  • CHESTNUT REVIEW will close for winter-issue submissions on September 30 (and begin reading for spring-issue submissions immediately thereafter). The publication “appears four times per year online and once per year in print in our annual anthology. We are always interested in work that speaks to the season, even if it is in unusual and contradictory ways, but that is in no way a requirement….We accept work year round, but with an eye towards the following periods for each issue. Please submit seasonal-themed pieces in the appropriate period.” Pays: “$100 per piece + 1 copy of annual anthology (released in July).” Note: “Our limit on Submittable is 500 free submissions/month.”

  • September 30 is also the deadline for submissions for a CHICKEN SOUP FOR THE SOUL volume on “Making Me Time and Taking Care of Yourself.” Payment: $200 and 10 free copies of your book, worth more than $100.

  • “AWP presents the best contemporary writing in its flagship magazine the WRITER’S CHRONICLE, as well as on our website through Online-Only Exclusives, short blog pieces on the Writer’s Notebook, and articles giving job advice in our Career Advice section. The Editors read submissions for the Writer’s Chronicle from February 1 through September 30 of each year. Submissions for the Writer’s Notebook and the Career Advice section are read throughout the year.” Payment: “We buy first serial rights and electronic rights for all manuscripts accepted for publication. We pay $18 per 100 words for accepted manuscripts. Regretfully, we do not pay kill fees. Authors are paid upon publication. We reserve the right to publish articles from the Writer’s Chronicle electronically on AWP’s website and the Chronicle App.”

  • PENLIGHT magazine “is an independent, ad-free publication dedicated to showcasing personal stories from people from all walks of life. We welcome personal essay submissions from writers of all levels of experience. Submissions must be full drafts (not pitches), be a minimum of 700 words and must not have been published elsewhere. We aim to publish 1–2 stories per month and currently only accept submissions in English. We pay $100 (CDN) per accepted story.” (Thanks to Sonia Weiser for the tip about this one.)

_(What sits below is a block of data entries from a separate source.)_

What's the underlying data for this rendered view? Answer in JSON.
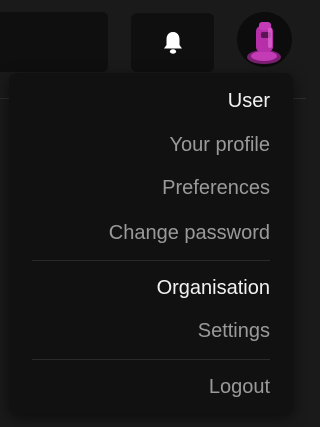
{
  "header": {
    "notifications_icon": "bell-icon",
    "avatar_icon": "robot-avatar"
  },
  "user_menu": {
    "sections": [
      {
        "heading": "User",
        "items": [
          "Your profile",
          "Preferences",
          "Change password"
        ]
      },
      {
        "heading": "Organisation",
        "items": [
          "Settings"
        ]
      }
    ],
    "logout_label": "Logout"
  },
  "colors": {
    "background": "#1a1a1a",
    "menu_background": "#111111",
    "heading_text": "#f2f2f2",
    "item_text": "#9a9a9a",
    "avatar_accent": "#b62fa8"
  }
}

  • SYLVIA, a new online magazine based in the UK, is now open for submissions from around the world. “We are particularly looking for poetry, short stories and flash fiction. Any genre will be accepted, although we are looking to publish strong storytelling. For our first set of pieces, we would love to see work that can help our readers to make sense of the world right now.” Essays/narrative nonfiction also welcome. Payment: “All contributors will be paid at a rate of £1.75 per line for poetry or £0.25 per word for prose.”

REMINDER! If you didn’t catch them last month, you’ll find several still-open calls listed in the August issue, too.

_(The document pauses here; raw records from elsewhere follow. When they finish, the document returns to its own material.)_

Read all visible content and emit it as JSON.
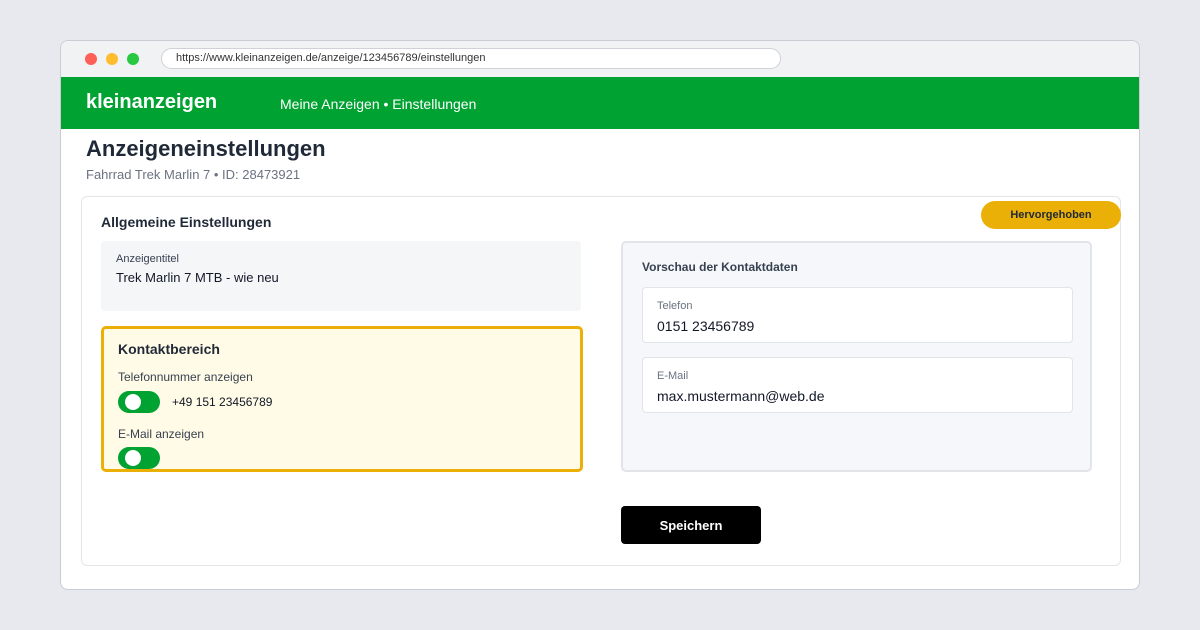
{
  "browser": {
    "url": "https://www.kleinanzeigen.de/anzeige/123456789/einstellungen"
  },
  "header": {
    "brand": "kleinanzeigen",
    "breadcrumb": "Meine Anzeigen • Einstellungen"
  },
  "page": {
    "title": "Anzeigeneinstellungen",
    "subtitle": "Fahrrad Trek Marlin 7 • ID: 28473921"
  },
  "general": {
    "heading": "Allgemeine Einstellungen",
    "badge": "Hervorgehoben",
    "ad_title_label": "Anzeigentitel",
    "ad_title_value": "Trek Marlin 7 MTB - wie neu"
  },
  "contact": {
    "heading": "Kontaktbereich",
    "phone_label": "Telefonnummer anzeigen",
    "phone_enabled": true,
    "phone_number": "+49 151 23456789",
    "email_label": "E-Mail anzeigen",
    "email_enabled": true
  },
  "preview": {
    "heading": "Vorschau der Kontaktdaten",
    "phone_label": "Telefon",
    "phone_value": "0151 23456789",
    "email_label": "E-Mail",
    "email_value": "max.mustermann@web.de"
  },
  "actions": {
    "save_label": "Speichern"
  },
  "colors": {
    "brand_green": "#00a231",
    "highlight_yellow": "#ebb007",
    "highlight_bg": "#fffbe6"
  }
}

The newsletter is published just once each month, but there’s always something new on the Practicing Writing blog:

  • (Monday) Markets and Jobs for Writers (including state/province/city-specific opportunities that are typically omitted from the monthly newsletter)

  • Midweek Notes from a Practicing Writer

  • (Friday) Finds for Writers

  • Sunday Sentence

Please visit, and comment! 

Interested in matters of specifically Jewish literary and cultural interest? Please also visit the My Machberet blog (“machberet” is the Hebrew word for “notebook”).


Information contained in The Practicing Writer is collected from many sources, with the purpose of providing general references. It is researched carefully but readers should verify information when necessary and appropriate. The Practicing Writer and its editor disclaim any liability for the use of information contained within. Thank you for subscribing/reading.

We value our subscribers, and we protect their privacy. We keep our subscriber list confidential.

About the editor: Erika Dreifus is a writer, teacher, and literary consultant whose books include Birthright: Poems and Quiet Americans: Stories. A Fellow in the Sami Rohr Jewish Literary Institute and an adjunct assistant professor at Baruch College, she lives in New York. Please visit to learn more about her work and follow her on Facebook and/or Twitter, where she tweets “on matters bookish and/or Jewish.”